EXERCISE REQUIREMENTS>
In the material below, find each line holding the string "section" and copy it.
··· EXERCISE INPUT
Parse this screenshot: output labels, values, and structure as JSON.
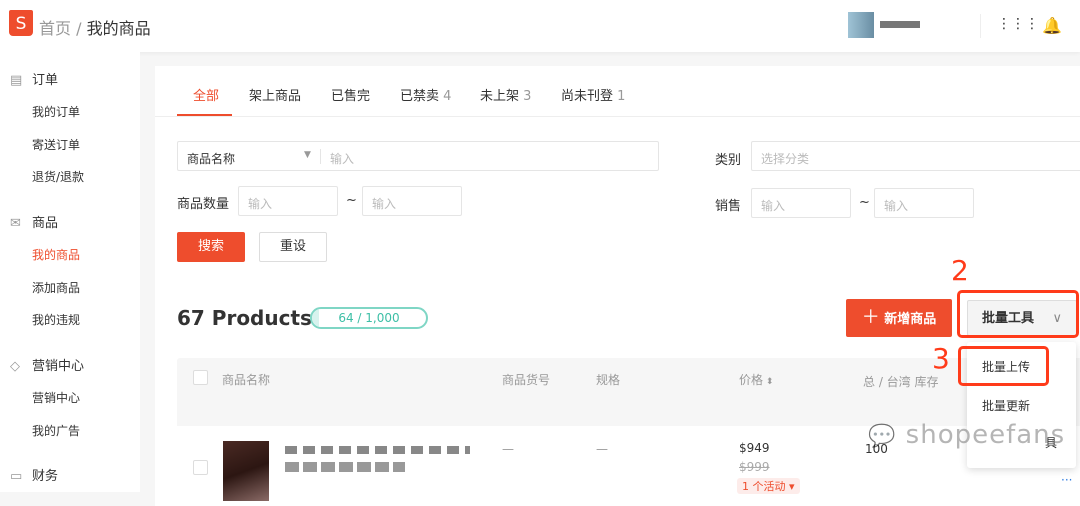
{
  "header": {
    "breadcrumb_home": "首页",
    "breadcrumb_sep": " / ",
    "breadcrumb_current": "我的商品",
    "logo": "S",
    "icons": [
      "apps-icon",
      "bell-icon"
    ]
  },
  "sidebar": [
    {
      "section": "订单",
      "icon": "clipboard-icon",
      "items": [
        "我的订单",
        "寄送订单",
        "退货/退款"
      ]
    },
    {
      "section": "商品",
      "icon": "box-icon",
      "items": [
        "我的商品",
        "添加商品",
        "我的违规"
      ]
    },
    {
      "section": "营销中心",
      "icon": "tag-icon",
      "items": [
        "营销中心",
        "我的广告"
      ]
    },
    {
      "section": "财务",
      "icon": "wallet-icon",
      "items": []
    }
  ],
  "tabs": [
    {
      "label": "全部",
      "count": ""
    },
    {
      "label": "架上商品",
      "count": ""
    },
    {
      "label": "已售完",
      "count": ""
    },
    {
      "label": "已禁卖",
      "count": "4"
    },
    {
      "label": "未上架",
      "count": "3"
    },
    {
      "label": "尚未刊登",
      "count": "1"
    }
  ],
  "filters": {
    "name_select": "商品名称",
    "name_placeholder": "输入",
    "category_label": "类别",
    "category_placeholder": "选择分类",
    "qty_label": "商品数量",
    "qty_min": "输入",
    "qty_max": "输入",
    "sales_label": "销售",
    "sales_min": "输入",
    "sales_max": "输入",
    "tilde": "~",
    "search": "搜索",
    "reset": "重设"
  },
  "products": {
    "title": "67 Products",
    "quota": "64 / 1,000",
    "quota_fraction": 0.064,
    "add_button": "新增商品",
    "bulk_button": "批量工具"
  },
  "bulk_menu": [
    "批量上传",
    "批量更新",
    "具"
  ],
  "table": {
    "headers": [
      "商品名称",
      "商品货号",
      "规格",
      "价格",
      "总 / 台湾 库存"
    ],
    "rows": [
      {
        "sku": "—",
        "variation": "—",
        "price": "$949",
        "original_price": "$999",
        "promo": "1 个活动",
        "stock": "100"
      }
    ]
  },
  "annotations": [
    "2",
    "3"
  ],
  "watermark": "shopeefans",
  "colors": {
    "accent": "#ee4d2d",
    "quota": "#4bc5ad",
    "annotation": "#ff3b1a"
  }
}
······
RESULT FOR THIS EXERCISE>
      "section": "订单",
      "section": "商品",
      "section": "营销中心",
      "section": "财务",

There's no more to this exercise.